Q: They appear to be different.
K: Oh, no.
Q: They are actually different.
K: Absolutely; not just apparently.
DB: I think the question we want to come back to is, why do the people who cultivate hate say that they are different from those who don’t?
K: Do they say that?
DB: I think they do, in so far as they would admit that if there was anybody who didn’t cultivate hate, they must be different.
K: Yes, that is clear – light and darkness, and so on. But I want to find out if we are moving in the right direction. That is, ‘X’ has given me that gift, and I have not carried that gift. You follow what I mean? I have cultivated one response, but not carried this. Why? If a father has responded to hate by hate, why has the son not responded in the same way?
DB: I think it is a question of insight.
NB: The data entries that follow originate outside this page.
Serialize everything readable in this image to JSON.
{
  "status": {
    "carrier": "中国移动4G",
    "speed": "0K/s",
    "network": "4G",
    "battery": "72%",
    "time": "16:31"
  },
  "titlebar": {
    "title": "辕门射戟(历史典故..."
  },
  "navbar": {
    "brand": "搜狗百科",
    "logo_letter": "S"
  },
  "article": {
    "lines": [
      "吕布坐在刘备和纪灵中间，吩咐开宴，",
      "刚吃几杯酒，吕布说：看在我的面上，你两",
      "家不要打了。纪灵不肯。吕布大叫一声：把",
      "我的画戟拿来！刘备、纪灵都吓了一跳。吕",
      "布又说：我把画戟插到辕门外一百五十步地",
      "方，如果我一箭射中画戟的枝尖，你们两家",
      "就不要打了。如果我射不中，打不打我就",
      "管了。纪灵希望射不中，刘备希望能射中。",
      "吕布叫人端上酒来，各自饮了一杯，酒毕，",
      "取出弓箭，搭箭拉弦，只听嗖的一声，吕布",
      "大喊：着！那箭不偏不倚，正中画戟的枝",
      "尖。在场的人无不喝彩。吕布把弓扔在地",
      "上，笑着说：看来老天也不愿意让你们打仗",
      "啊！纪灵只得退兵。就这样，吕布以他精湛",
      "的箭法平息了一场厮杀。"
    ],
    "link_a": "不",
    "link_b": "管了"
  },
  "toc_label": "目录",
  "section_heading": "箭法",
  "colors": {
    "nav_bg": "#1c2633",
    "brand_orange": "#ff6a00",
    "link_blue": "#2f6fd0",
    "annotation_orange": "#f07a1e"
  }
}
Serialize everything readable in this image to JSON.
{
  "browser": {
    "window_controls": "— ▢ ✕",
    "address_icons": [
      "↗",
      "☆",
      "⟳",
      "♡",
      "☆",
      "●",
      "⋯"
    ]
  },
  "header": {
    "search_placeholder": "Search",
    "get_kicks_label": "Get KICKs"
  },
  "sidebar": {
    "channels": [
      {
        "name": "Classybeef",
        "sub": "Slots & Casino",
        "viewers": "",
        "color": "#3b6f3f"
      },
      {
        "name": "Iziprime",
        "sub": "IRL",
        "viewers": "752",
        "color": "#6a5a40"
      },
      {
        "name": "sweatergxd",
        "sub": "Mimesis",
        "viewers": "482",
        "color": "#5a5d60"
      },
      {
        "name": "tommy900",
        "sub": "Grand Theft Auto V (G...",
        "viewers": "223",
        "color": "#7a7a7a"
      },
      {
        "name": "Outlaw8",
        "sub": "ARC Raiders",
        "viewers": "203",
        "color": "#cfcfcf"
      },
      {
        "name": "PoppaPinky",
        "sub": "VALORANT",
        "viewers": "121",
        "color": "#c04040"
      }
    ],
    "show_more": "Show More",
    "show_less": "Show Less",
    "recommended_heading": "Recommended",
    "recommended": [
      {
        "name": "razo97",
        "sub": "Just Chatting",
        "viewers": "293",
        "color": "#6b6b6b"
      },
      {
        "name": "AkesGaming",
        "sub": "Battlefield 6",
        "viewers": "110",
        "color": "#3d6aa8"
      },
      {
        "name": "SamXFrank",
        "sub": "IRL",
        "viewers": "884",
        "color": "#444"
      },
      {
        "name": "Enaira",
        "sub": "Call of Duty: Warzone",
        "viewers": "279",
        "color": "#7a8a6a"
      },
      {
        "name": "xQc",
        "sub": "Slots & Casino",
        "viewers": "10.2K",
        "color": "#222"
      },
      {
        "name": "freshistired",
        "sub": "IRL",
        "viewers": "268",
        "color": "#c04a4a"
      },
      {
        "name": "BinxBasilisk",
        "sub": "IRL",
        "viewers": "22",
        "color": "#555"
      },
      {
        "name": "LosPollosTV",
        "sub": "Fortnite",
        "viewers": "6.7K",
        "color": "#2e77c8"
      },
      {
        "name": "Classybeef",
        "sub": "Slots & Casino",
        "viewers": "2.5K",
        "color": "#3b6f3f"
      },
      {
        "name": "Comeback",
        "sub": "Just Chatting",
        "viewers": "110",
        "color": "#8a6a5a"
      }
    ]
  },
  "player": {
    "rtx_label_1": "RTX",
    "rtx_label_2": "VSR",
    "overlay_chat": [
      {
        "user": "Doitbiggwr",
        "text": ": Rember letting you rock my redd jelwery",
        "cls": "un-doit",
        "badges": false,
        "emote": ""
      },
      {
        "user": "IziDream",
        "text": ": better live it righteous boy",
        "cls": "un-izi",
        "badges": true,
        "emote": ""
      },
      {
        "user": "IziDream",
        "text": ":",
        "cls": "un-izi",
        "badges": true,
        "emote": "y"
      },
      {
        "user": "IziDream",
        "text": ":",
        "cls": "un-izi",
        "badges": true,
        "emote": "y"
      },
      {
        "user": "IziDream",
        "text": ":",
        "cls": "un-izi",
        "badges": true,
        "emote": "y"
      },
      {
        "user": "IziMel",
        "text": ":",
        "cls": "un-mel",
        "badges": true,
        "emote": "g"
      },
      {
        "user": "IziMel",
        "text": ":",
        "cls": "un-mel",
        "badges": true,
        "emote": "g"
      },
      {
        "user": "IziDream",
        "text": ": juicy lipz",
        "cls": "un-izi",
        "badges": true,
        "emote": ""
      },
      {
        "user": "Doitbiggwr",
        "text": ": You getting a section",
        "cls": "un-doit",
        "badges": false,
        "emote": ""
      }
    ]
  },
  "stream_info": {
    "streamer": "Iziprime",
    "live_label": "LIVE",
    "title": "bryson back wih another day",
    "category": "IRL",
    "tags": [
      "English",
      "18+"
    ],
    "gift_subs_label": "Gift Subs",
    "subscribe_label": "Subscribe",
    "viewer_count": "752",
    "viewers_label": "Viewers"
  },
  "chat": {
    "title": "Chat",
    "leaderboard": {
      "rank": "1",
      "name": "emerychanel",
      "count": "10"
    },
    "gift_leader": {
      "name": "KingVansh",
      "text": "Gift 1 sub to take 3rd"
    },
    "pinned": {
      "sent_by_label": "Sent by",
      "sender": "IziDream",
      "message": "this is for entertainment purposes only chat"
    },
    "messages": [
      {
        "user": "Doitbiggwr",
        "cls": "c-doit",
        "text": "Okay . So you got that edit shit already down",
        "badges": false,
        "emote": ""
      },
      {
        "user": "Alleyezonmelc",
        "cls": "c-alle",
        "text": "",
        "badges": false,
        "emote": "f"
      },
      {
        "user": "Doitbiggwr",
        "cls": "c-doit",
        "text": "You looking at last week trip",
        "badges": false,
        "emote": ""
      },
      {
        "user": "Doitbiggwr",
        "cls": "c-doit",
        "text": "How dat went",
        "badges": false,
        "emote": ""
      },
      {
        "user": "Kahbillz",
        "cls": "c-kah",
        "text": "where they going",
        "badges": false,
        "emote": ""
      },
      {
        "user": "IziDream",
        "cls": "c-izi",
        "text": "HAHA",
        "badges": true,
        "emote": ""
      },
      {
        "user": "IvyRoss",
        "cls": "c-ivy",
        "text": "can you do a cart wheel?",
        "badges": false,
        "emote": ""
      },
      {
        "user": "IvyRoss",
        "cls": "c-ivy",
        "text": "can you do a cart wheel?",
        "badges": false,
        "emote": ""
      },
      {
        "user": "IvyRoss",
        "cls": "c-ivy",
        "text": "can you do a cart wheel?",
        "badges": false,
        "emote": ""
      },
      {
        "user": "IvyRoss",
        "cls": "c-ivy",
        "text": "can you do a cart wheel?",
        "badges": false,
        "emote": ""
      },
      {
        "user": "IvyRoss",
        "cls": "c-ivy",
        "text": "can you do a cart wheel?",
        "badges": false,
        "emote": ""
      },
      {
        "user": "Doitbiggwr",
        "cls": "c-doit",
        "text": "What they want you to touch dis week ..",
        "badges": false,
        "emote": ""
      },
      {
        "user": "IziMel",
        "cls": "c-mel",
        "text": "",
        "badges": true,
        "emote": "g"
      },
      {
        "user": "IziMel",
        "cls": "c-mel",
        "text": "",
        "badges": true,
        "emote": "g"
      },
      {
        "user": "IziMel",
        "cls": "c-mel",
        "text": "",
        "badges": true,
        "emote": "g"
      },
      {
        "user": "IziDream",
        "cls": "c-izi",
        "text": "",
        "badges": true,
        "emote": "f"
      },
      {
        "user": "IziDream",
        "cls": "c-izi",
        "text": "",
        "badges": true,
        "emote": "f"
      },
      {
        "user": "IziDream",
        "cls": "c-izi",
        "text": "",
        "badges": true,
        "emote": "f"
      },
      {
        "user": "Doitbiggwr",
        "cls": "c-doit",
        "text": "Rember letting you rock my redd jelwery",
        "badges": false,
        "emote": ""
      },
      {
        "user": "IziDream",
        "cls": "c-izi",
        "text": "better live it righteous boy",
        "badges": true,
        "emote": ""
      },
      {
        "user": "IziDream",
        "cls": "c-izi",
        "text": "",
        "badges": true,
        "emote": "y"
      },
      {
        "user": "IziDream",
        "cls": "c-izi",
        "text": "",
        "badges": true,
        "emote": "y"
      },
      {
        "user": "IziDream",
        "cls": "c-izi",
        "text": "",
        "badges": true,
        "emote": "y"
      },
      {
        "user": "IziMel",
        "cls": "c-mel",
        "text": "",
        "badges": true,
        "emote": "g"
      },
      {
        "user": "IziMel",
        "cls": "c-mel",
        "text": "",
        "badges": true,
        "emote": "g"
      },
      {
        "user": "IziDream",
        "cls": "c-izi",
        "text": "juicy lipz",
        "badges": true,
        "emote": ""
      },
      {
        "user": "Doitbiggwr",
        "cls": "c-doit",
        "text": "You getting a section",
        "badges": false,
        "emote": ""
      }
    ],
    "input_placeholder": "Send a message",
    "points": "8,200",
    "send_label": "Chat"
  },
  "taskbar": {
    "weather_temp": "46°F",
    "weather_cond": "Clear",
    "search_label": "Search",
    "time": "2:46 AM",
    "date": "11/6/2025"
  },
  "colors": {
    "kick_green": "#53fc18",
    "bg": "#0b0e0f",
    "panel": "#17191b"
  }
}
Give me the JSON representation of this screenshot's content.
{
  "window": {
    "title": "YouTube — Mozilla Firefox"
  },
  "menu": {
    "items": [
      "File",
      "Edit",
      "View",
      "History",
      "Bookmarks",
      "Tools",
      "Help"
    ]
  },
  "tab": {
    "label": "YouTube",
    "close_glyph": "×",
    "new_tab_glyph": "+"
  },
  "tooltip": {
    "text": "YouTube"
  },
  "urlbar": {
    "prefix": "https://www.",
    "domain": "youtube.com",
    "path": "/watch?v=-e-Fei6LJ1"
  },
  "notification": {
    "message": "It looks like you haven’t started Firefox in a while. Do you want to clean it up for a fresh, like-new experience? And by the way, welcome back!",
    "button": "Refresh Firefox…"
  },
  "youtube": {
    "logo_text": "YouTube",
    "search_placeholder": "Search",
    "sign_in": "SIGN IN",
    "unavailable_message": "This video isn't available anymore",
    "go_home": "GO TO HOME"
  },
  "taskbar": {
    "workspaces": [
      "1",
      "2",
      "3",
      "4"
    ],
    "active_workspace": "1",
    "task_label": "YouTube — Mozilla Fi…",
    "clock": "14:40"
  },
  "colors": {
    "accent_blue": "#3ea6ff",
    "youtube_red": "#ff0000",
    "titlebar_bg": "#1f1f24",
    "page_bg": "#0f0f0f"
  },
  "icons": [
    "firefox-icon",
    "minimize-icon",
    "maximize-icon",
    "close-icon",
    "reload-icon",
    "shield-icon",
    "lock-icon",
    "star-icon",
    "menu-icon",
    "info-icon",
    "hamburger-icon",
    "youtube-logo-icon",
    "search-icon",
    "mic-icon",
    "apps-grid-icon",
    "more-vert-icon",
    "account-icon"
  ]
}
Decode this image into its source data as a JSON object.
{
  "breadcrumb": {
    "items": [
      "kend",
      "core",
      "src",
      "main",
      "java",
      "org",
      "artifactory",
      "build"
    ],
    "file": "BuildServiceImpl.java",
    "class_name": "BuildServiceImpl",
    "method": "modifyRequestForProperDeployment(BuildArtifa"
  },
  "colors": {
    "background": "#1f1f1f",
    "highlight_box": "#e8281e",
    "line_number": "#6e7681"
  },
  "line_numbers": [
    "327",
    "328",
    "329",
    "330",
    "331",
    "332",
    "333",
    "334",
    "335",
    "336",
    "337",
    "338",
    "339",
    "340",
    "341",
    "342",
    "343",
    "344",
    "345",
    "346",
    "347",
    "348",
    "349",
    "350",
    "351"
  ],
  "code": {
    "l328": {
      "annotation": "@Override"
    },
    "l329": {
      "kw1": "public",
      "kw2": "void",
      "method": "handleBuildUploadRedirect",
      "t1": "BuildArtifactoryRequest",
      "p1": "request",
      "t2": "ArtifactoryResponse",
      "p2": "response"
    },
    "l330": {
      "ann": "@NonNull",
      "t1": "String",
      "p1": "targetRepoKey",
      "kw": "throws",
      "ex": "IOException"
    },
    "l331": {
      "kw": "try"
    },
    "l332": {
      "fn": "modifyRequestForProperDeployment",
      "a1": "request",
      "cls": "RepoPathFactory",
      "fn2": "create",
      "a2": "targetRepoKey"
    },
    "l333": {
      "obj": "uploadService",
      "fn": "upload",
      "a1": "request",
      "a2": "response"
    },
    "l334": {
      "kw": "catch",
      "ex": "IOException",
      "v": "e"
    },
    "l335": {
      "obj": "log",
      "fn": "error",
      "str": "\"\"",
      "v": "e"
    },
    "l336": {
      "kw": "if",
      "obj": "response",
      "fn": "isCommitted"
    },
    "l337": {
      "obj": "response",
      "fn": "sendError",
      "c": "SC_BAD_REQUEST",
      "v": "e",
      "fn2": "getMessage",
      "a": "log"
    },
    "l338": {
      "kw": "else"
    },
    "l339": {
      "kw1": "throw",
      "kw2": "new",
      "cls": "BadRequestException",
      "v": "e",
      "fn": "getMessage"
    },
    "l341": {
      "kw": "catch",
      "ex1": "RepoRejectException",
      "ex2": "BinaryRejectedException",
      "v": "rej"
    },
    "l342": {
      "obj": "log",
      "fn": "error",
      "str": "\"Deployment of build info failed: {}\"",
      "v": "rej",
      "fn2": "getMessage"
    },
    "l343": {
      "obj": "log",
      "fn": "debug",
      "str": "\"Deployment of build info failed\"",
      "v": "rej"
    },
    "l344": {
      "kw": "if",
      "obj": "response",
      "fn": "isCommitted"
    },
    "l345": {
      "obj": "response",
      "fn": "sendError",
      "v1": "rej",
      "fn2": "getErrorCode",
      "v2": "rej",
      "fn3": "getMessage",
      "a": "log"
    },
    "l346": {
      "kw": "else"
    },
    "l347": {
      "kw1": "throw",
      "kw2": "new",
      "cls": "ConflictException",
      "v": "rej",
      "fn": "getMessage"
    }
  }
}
K: Which means that the son had insight right from the beginning. You follow what I am saying? Right from childhood, which means what?
K: I don’t want to enter into this dangerous field yet!
DB: What is it? Perhaps you want to leave that.
K: There is some factor that is missing. I want to capture it. You see, if that is an exception, then it is silly.
DB: All right. Then we agree that the thing is dormant in all human beings; is that what you want to say?
K: I am not quite sure that is what I want to say.
DB: But I meant that the factor is there in all mankind.
K: That is a dangerous statement too.
DB: That is What you were saying.
K: I know, but I am questioning. When I am quite sure, I will tell you.
DB: All right. We tried this, and we can say it seems promising but it is a bit dangerous. This possibility is there in all mankind, and in so far as some people have seen it.
K: Which means God is in you?
DB: No, it is just that the possibility of insight is there.
K: Yes, partly. I am questioning all this. The father responds to hate by hate; the son doesn’t.
DB: That happens from time to time.
K: No, consistently from the beginning – why?
DB: It must depend on insight, which shows the futility of hate.
K: Why did that man have it?
DB: Yes, why?
K: And why if this seems so terribly natural to him, is it not natural to everybody? As water is natural to everybody.
DB: Well, why isn’t insight present for everybody from the beginning?
K: Yes, that is what I am asking.
DB: So strongly that even maltreatment cannot affect it.
K: Nothing can affect it, that is my point. Maltreatment, beating, being put into all kinds of dreadful situations hasn’t affected it. Why? We are coming to something.